● Assignment:
Reproduce the data in full, exactly.

>>>>

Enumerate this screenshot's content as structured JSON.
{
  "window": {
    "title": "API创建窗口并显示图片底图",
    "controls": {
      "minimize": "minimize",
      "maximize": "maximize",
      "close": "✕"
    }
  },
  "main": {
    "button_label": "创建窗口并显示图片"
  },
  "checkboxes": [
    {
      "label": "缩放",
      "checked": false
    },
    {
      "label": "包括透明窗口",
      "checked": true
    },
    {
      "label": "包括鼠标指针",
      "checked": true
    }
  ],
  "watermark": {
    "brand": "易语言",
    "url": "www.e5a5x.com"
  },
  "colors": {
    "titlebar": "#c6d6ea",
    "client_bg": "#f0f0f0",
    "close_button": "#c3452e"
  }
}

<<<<

● Response for this exercise:
Enumerate this screenshot's content as structured JSON.
{
  "window": {
    "title": "API创建窗口并显示图片底图",
    "controls": {
      "minimize": "minimize",
      "maximize": "maximize",
      "close": "✕"
    }
  },
  "main": {
    "button_label": "创建窗口并显示图片"
  },
  "checkboxes": [
    {
      "label": "缩放",
      "checked": false
    },
    {
      "label": "包括透明窗口",
      "checked": true
    },
    {
      "label": "包括鼠标指针",
      "checked": true
    }
  ],
  "watermark": {
    "brand": "易语言",
    "url": "www.e5a5x.com"
  },
  "colors": {
    "titlebar": "#c6d6ea",
    "client_bg": "#f0f0f0",
    "close_button": "#c3452e"
  }
}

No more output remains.